Local parties can be enamored by worldwide developers, just as some federal agencies and others are captured by corporate interests. For example, the FCC has been captured by telecommunication companies, some physicians by Big Pharma, and the EPA by pesticide companies. My understanding, however, is that The Growth Management Act directs local governments to protect natural resources while providing for human population growth. Meanwhile the Bellingham Comprehensive Plan mandates that “Urban Villages” allow for expansion of job opportunities and housing such that people can work, shop, and recreate near where they live.
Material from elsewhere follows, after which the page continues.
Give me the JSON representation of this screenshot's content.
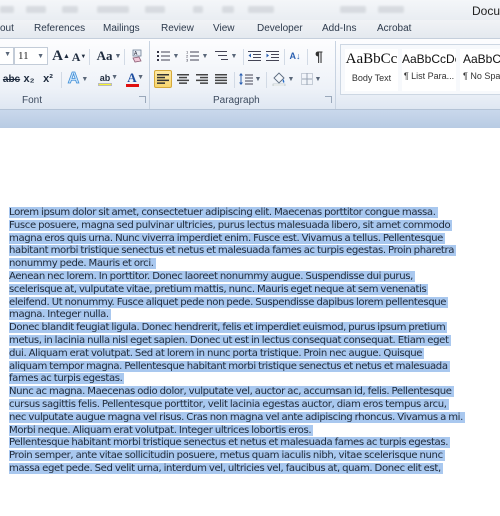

Dormitories are more suited for placement on university grounds than in neighborhoods.
The signs have been up touting tours for a good while. According to hefty internet promotion via various URLs, such as livestateside.com, the Stateside building is perk-abundant with luxuries such as smart-tech laundry, car shares, roof-top lounging and barbecuing, and fitness equipment. Pets are also allowed. Since they have no yard of their own, dog owners from the Stateside project might be inclined to visit the only close-by private yard as well as the off-limits BNSF property and the city’s off-limits Critical Area. Hundreds of additional trespassing dog-walkers would worsen the already overwhelming visits by people and dogs from blocks north of Stateside. I imagine there will also be disturbances from skateboards in the cul-de-sac, excessive vehicle traffic in Stateside’s open-air garage and alley entrance (which is the South Bay Trail), beer parties and yelling, smoking and litter all around, and music blaring out open windows and from the rooftop.
Nearby, the wetland below the trestle can’t seem to catch a break.The thin strip of land below the trestle belongs to the city, while the private railway company owns most acreage below that. The wetland holds stormwater from Bellingham streets and filters it before it gets to Bellingham Bay. There are no built culverts. I call the natural areas between Wharf Street and East Laurel "Downyland" after the Downy woodpecker. Since the federal, Port of Bellingham, and City Hall projects along Whatcom Creek are extraordinary (see GPWest), many critters have been squeezed out of their shoreline habitat. Although disrespected by many organizations and individuals, Downyland is valuable for those birds and other wildlife displaced from what used to be the Whatcom Creek estuary. It is now a federal channel called Whatcom Waterway.
Whatever students do, there will be more than 500 of them. Whether they skateboard, cycle the South Bay Trail, use their wireless devices pinging 5G small cell antennas, dominate the trestle, run their car engines, or park legally or illegally, there will be crowds of them. From the developers and their associates’ perspective, there may be a profitable and redemptive side to their business here if As Occupancy Dwindles, College Dorms Go Beyond Students. It still won’t be good for nature and the future though.
As Naomi Klein says, "Our economy is at war with many forms of life on earth, including human life. What the climate needs to avoid collapse is a contraction of humanity's use of resources; what our economic model demands to avoid collapse is unfettered expansion. Only one of these sets of rules can be changed, and it's not the laws of nature."